YOUR INSTRUCTIONS:
When you write out the listing, keep every word as it stands and drop the pictures.

EXTRACTED DATA:

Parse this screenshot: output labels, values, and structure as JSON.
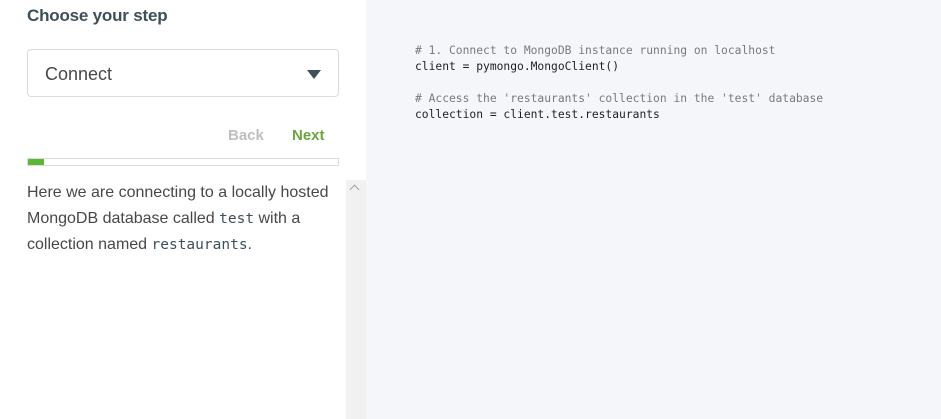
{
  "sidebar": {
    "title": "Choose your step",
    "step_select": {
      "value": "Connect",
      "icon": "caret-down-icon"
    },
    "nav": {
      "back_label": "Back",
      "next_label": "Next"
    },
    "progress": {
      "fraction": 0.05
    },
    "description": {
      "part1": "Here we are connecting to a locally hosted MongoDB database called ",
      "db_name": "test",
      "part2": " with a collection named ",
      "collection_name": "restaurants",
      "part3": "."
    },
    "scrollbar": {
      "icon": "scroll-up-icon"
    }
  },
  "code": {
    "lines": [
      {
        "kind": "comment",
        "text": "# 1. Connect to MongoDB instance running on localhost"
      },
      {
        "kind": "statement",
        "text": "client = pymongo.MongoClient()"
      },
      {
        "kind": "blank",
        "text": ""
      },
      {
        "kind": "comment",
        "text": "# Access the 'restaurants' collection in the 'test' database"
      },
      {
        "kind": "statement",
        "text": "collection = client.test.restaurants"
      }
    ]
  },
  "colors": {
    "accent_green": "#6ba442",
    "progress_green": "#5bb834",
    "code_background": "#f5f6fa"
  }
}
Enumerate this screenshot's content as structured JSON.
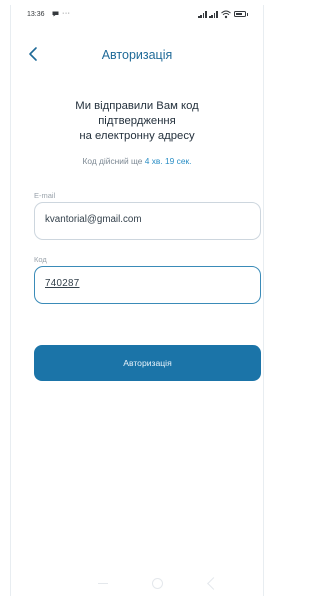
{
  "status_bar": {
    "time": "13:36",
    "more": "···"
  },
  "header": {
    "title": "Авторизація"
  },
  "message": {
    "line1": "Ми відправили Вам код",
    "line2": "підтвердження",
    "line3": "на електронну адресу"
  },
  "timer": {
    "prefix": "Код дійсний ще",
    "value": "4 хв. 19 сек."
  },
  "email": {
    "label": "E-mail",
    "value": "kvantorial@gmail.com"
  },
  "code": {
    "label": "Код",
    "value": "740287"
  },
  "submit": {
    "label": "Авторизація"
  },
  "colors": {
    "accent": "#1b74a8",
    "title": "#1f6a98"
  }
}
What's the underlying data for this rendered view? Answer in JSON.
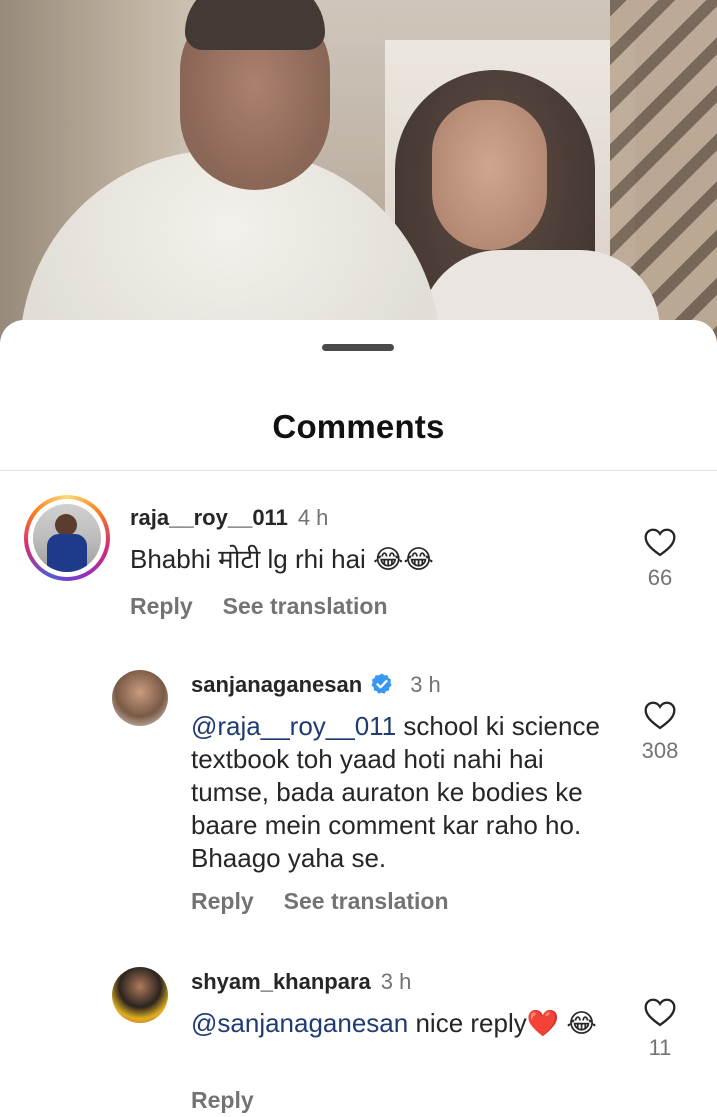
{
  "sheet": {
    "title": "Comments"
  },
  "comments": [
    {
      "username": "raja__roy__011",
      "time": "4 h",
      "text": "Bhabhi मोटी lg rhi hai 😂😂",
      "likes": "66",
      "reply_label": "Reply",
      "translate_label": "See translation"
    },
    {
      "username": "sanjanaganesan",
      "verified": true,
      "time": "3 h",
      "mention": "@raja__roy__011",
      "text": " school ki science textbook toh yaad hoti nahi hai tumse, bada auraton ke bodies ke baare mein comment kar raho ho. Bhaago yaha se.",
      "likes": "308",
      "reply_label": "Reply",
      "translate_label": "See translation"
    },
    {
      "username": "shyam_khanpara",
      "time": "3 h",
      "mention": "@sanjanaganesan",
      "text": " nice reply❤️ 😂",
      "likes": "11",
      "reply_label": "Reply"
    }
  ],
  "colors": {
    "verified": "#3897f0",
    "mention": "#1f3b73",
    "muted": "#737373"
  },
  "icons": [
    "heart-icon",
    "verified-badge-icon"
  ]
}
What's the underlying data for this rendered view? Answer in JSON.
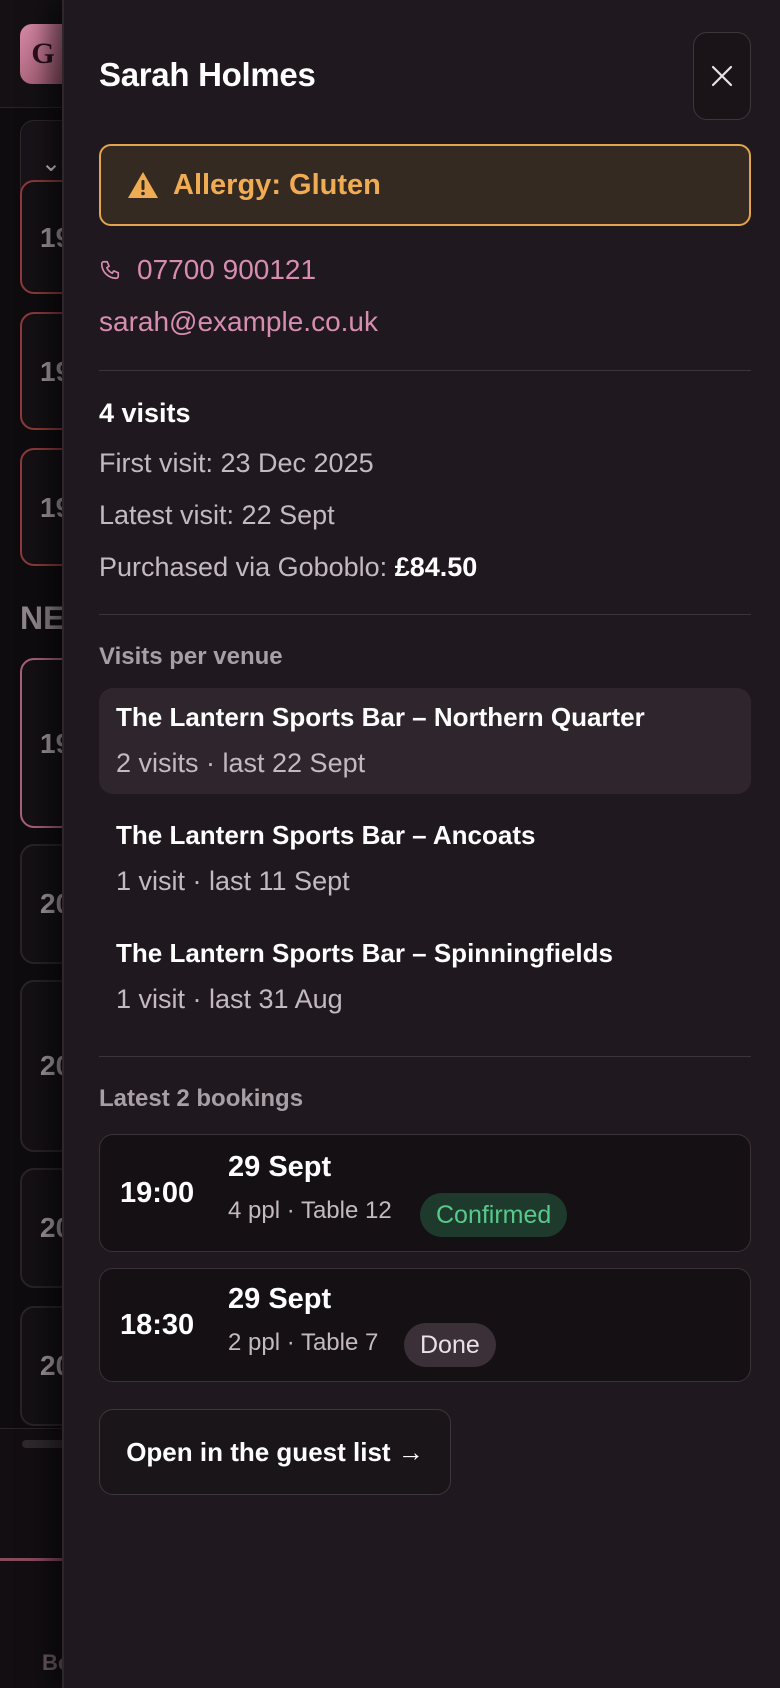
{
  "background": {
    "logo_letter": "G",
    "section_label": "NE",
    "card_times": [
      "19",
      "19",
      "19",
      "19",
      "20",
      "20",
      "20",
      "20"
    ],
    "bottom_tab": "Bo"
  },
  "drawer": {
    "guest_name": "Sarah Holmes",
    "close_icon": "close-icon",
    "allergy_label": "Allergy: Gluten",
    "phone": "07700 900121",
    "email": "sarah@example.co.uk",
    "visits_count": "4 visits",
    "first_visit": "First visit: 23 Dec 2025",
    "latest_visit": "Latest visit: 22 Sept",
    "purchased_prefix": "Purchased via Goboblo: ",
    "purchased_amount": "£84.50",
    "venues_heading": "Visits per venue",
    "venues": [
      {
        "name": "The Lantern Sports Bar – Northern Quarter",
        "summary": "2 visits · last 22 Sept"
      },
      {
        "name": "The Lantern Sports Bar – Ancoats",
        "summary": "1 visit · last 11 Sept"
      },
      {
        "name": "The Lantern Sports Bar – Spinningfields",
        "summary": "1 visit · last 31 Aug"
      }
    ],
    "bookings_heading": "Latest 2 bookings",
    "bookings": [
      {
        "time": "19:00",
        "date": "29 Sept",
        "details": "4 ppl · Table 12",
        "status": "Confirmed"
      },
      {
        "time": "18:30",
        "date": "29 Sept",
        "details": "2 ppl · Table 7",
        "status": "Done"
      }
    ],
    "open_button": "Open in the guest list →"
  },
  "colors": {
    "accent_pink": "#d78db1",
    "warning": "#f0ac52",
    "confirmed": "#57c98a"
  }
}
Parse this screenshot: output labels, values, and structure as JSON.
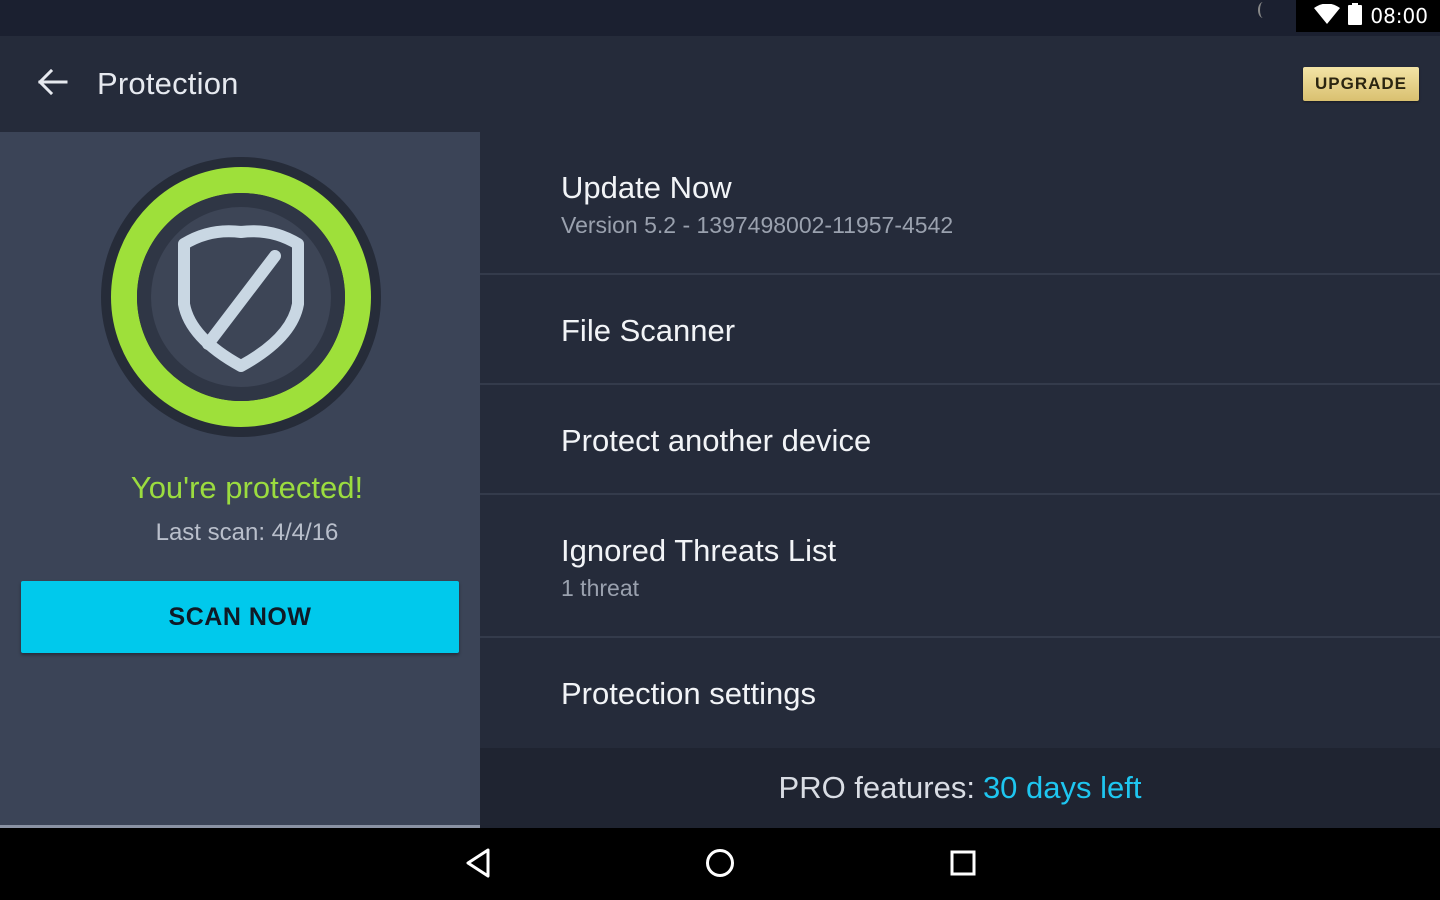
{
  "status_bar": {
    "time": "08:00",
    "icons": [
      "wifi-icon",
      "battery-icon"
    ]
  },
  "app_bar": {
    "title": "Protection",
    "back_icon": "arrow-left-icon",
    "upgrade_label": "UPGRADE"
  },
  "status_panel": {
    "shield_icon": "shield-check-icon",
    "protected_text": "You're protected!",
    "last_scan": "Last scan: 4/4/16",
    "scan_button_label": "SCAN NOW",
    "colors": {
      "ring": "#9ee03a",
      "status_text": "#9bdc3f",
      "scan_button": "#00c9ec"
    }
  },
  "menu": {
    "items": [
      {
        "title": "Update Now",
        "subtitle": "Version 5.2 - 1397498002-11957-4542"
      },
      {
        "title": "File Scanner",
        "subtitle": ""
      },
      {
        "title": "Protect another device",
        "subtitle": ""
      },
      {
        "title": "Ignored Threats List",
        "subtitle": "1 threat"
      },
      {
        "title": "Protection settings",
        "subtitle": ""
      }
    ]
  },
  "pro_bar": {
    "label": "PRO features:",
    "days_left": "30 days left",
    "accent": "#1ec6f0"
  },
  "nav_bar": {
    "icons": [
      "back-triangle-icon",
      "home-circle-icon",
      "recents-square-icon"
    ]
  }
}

RESULT:
Parse this screenshot: output labels, values, and structure as JSON.
{
  "sidebar": {
    "title": "Choose your step",
    "step_select": {
      "value": "Connect",
      "icon": "caret-down-icon"
    },
    "nav": {
      "back_label": "Back",
      "next_label": "Next"
    },
    "progress": {
      "fraction": 0.05
    },
    "description": {
      "part1": "Here we are connecting to a locally hosted MongoDB database called ",
      "db_name": "test",
      "part2": " with a collection named ",
      "collection_name": "restaurants",
      "part3": "."
    },
    "scrollbar": {
      "icon": "scroll-up-icon"
    }
  },
  "code": {
    "lines": [
      {
        "kind": "comment",
        "text": "# 1. Connect to MongoDB instance running on localhost"
      },
      {
        "kind": "statement",
        "text": "client = pymongo.MongoClient()"
      },
      {
        "kind": "blank",
        "text": ""
      },
      {
        "kind": "comment",
        "text": "# Access the 'restaurants' collection in the 'test' database"
      },
      {
        "kind": "statement",
        "text": "collection = client.test.restaurants"
      }
    ]
  },
  "colors": {
    "accent_green": "#6ba442",
    "progress_green": "#5bb834",
    "code_background": "#f5f6fa"
  }
}
Enumerate this screenshot's content as structured JSON.
{
  "status_bar": {
    "time": "13:36",
    "more": "···"
  },
  "header": {
    "title": "Авторизація"
  },
  "message": {
    "line1": "Ми відправили Вам код",
    "line2": "підтвердження",
    "line3": "на електронну адресу"
  },
  "timer": {
    "prefix": "Код дійсний ще",
    "value": "4 хв. 19 сек."
  },
  "email": {
    "label": "E-mail",
    "value": "kvantorial@gmail.com"
  },
  "code": {
    "label": "Код",
    "value": "740287"
  },
  "submit": {
    "label": "Авторизація"
  },
  "colors": {
    "accent": "#1b74a8",
    "title": "#1f6a98"
  }
}
What's the underlying data for this rendered view? Answer in JSON.
{
  "sheet": {
    "title": "Comments"
  },
  "comments": [
    {
      "username": "raja__roy__011",
      "time": "4 h",
      "text": "Bhabhi मोटी lg rhi hai 😂😂",
      "likes": "66",
      "reply_label": "Reply",
      "translate_label": "See translation"
    },
    {
      "username": "sanjanaganesan",
      "verified": true,
      "time": "3 h",
      "mention": "@raja__roy__011",
      "text": " school ki science textbook toh yaad hoti nahi hai tumse, bada auraton ke bodies ke baare mein comment kar raho ho. Bhaago yaha se.",
      "likes": "308",
      "reply_label": "Reply",
      "translate_label": "See translation"
    },
    {
      "username": "shyam_khanpara",
      "time": "3 h",
      "mention": "@sanjanaganesan",
      "text": " nice reply❤️ 😂",
      "likes": "11",
      "reply_label": "Reply"
    }
  ],
  "colors": {
    "verified": "#3897f0",
    "mention": "#1f3b73",
    "muted": "#737373"
  },
  "icons": [
    "heart-icon",
    "verified-badge-icon"
  ]
}
What's the underlying data for this rendered view? Answer in JSON.
{
  "background": {
    "logo_letter": "G",
    "section_label": "NE",
    "card_times": [
      "19",
      "19",
      "19",
      "19",
      "20",
      "20",
      "20",
      "20"
    ],
    "bottom_tab": "Bo"
  },
  "drawer": {
    "guest_name": "Sarah Holmes",
    "close_icon": "close-icon",
    "allergy_label": "Allergy: Gluten",
    "phone": "07700 900121",
    "email": "sarah@example.co.uk",
    "visits_count": "4 visits",
    "first_visit": "First visit: 23 Dec 2025",
    "latest_visit": "Latest visit: 22 Sept",
    "purchased_prefix": "Purchased via Goboblo: ",
    "purchased_amount": "£84.50",
    "venues_heading": "Visits per venue",
    "venues": [
      {
        "name": "The Lantern Sports Bar – Northern Quarter",
        "summary": "2 visits · last 22 Sept"
      },
      {
        "name": "The Lantern Sports Bar – Ancoats",
        "summary": "1 visit · last 11 Sept"
      },
      {
        "name": "The Lantern Sports Bar – Spinningfields",
        "summary": "1 visit · last 31 Aug"
      }
    ],
    "bookings_heading": "Latest 2 bookings",
    "bookings": [
      {
        "time": "19:00",
        "date": "29 Sept",
        "details": "4 ppl · Table 12",
        "status": "Confirmed"
      },
      {
        "time": "18:30",
        "date": "29 Sept",
        "details": "2 ppl · Table 7",
        "status": "Done"
      }
    ],
    "open_button": "Open in the guest list →"
  },
  "colors": {
    "accent_pink": "#d78db1",
    "warning": "#f0ac52",
    "confirmed": "#57c98a"
  }
}
Parse this screenshot: output labels, values, and structure as JSON.
{
  "status_bar": {
    "time": "08:00",
    "icons": [
      "wifi-icon",
      "battery-icon"
    ]
  },
  "app_bar": {
    "title": "Protection",
    "back_icon": "arrow-left-icon",
    "upgrade_label": "UPGRADE"
  },
  "status_panel": {
    "shield_icon": "shield-check-icon",
    "protected_text": "You're protected!",
    "last_scan": "Last scan: 4/4/16",
    "scan_button_label": "SCAN NOW",
    "colors": {
      "ring": "#9ee03a",
      "status_text": "#9bdc3f",
      "scan_button": "#00c9ec"
    }
  },
  "menu": {
    "items": [
      {
        "title": "Update Now",
        "subtitle": "Version 5.2 - 1397498002-11957-4542"
      },
      {
        "title": "File Scanner",
        "subtitle": ""
      },
      {
        "title": "Protect another device",
        "subtitle": ""
      },
      {
        "title": "Ignored Threats List",
        "subtitle": "1 threat"
      },
      {
        "title": "Protection settings",
        "subtitle": ""
      }
    ]
  },
  "pro_bar": {
    "label": "PRO features:",
    "days_left": "30 days left",
    "accent": "#1ec6f0"
  },
  "nav_bar": {
    "icons": [
      "back-triangle-icon",
      "home-circle-icon",
      "recents-square-icon"
    ]
  }
}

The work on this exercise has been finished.